Hyperlipoproteinemia is a common disorder. It results from an inability to break down lipids or fats in your body, specifically cholesterol and triglycerides. There are several types of hyperlipoproteinemia. The type depends on the concentration of lipids and which are affected.

High levels of cholesterol or triglycerides are serious because they’re associated with heart problems.

Hyperlipoproteinemia can be a primary or secondary condition.

Primary hyperlipoproteinemia is often genetic. It’s a result of a defect or mutation in lipoproteins. These changes result in problems with accumulation of lipids in your body.

Secondary hyperlipoproteinemia is the result of other health conditions that lead to high levels of lipids in your body. These include:

  • diabetes
  • hypothyroidism
  • pancreatitis
  • use of certain drugs, such as contraceptives and steroids
  • certain lifestyle choices

There are five types of primary hyperlipoproteinemia:

Type 1 is an inherited condition. It causes the normal breakdown of fats in your body to be disrupted. A large amount of fat builds up in your blood as a result.

Type 2 runs in families. It’s characterized by an increase of circulating cholesterol, either low-density lipoproteins (LDL) alone or with very-low-density lipoproteins (VLDL). These are considered the “bad cholesterols.”

Type 3 is a recessively inherited disorder in which intermediate-density lipoproteins (IDL) accumulate in your blood. IDL has a cholesterol-to-triglycerides ratio that’s higher than that for VLDL. This disorder results in high plasma levels of both cholesterol and triglycerides.

Type 4 is a dominantly inherited disorder. It’s characterized by high triglycerides contained in VLDL. The levels of cholesterol and phospholipids in your blood usually remain within normal limits.

Type 5 runs in families. It involves high levels of LDL alone or together with VLDL.

Lipid deposits are the main symptom of hyperlipoproteinemia. The location of lipid deposits can help to determine the type. Some lipid deposits, called xanthomas, are yellow and crusty. They occur on your skin.

Many people with this condition experience no symptoms. They may become aware of it when they develop a heart condition.

Other signs and symptoms of hyperlipoproteinemia include:

A doctor can diagnose hyperlipoproteinemia with a blood test. Sometimes, family history is useful. If you have lipid deposits on your body, your doctor will also examine those.

Other diagnostic tests might measure thyroid function, glucose, protein in the urine, liver function, and uric acid.

Treatment for hyperlipoproteinemia will depend on which type you have. When the condition is the result of hypothyroidism, diabetes, or pancreatitis, treatment will take the underlying disorder into account.
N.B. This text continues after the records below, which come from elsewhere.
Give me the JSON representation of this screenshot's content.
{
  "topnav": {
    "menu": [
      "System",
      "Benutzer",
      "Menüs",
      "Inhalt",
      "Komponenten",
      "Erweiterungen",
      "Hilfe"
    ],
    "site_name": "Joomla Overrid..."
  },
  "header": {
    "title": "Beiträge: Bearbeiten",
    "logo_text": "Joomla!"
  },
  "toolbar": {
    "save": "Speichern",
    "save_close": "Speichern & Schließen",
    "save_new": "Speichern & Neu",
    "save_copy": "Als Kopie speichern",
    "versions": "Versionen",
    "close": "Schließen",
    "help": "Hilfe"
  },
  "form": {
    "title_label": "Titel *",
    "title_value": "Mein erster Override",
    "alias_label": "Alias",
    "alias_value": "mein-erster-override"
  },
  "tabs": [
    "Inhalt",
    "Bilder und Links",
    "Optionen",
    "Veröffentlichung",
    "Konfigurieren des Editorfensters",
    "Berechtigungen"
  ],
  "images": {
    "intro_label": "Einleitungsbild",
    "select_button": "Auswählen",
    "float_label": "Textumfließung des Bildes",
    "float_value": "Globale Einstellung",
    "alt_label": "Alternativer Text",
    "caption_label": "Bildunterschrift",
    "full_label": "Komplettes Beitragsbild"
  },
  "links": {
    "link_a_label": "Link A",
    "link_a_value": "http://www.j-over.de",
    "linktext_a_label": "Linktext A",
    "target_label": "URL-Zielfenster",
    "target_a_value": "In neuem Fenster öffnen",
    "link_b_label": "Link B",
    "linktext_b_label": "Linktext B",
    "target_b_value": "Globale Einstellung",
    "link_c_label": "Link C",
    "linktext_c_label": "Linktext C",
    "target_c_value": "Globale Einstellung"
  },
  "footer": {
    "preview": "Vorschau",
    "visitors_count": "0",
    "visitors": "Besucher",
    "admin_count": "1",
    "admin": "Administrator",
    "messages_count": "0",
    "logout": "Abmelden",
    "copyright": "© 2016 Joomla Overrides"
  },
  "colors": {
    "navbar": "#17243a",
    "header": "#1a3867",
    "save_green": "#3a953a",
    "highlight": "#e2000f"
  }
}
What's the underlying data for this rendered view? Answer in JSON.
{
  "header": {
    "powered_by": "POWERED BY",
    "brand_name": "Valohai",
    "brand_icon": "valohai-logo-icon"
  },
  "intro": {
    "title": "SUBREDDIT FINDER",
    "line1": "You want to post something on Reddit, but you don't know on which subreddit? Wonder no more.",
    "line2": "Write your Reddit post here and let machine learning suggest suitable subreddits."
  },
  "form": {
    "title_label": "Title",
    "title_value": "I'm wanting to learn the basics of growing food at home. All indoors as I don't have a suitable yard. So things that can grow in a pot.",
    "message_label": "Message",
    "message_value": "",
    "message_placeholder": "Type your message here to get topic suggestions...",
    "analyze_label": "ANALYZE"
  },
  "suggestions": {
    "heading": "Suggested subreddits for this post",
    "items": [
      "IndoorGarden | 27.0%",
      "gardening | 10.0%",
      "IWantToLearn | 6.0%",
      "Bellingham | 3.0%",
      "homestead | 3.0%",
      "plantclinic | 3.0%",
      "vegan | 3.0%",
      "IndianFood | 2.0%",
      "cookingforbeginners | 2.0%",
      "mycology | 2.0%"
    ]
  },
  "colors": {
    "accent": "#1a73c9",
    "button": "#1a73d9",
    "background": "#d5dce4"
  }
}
Your doctor may prescribe medications like the following to help lower lipid levels:

  • atorvastatin (Lipitor)
  • fluvastatin (Lescol XL)
  • pravastatin (Pravachol)
  • ezetimibe (Zetia)
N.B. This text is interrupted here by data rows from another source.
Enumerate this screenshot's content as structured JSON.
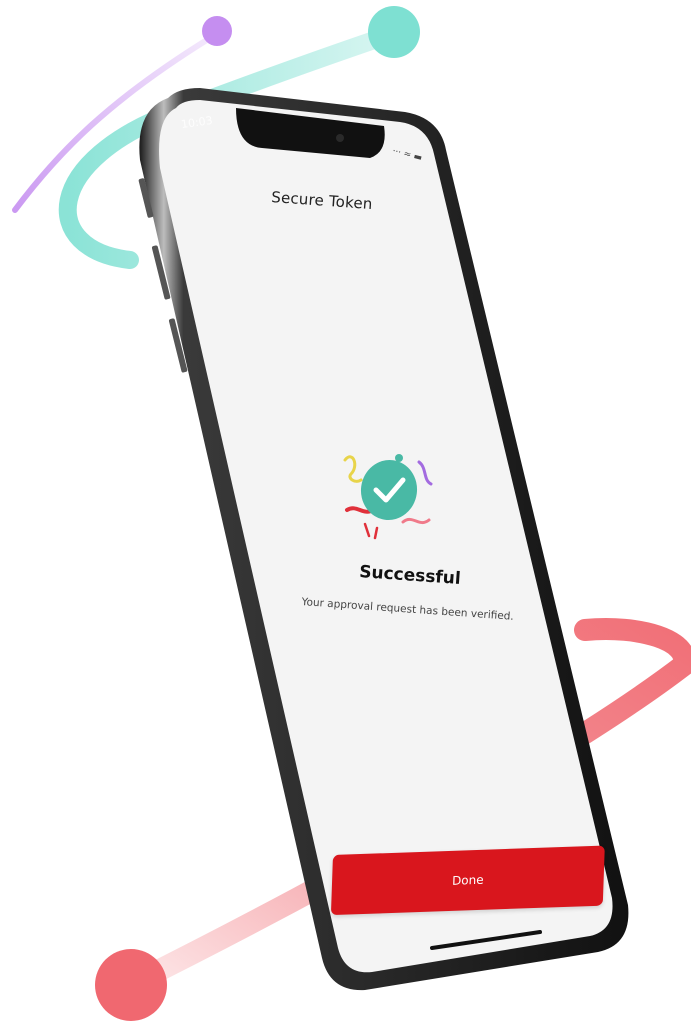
{
  "app": {
    "screen_title": "Secure Token",
    "status_time": "10:03",
    "status_icons": "··· ≈ ▬"
  },
  "result": {
    "heading": "Successful",
    "message": "Your approval request has been verified."
  },
  "actions": {
    "done_label": "Done"
  },
  "colors": {
    "accent": "#d9161d",
    "success": "#49b9a5",
    "deco_teal": "#7ee0d2",
    "deco_purple": "#c58ef0",
    "deco_red": "#f06870"
  },
  "icons": {
    "success": "checkmark-circle-icon"
  }
}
Certain lifestyle changes can also help with hyperlipoproteinemia. These include:

  • a low-fat diet
  • increased exercise
  • weight loss
  • stress relief
  • a decrease in alcohol consumption

Consult your doctor to find out which lifestyle changes are right for your condition.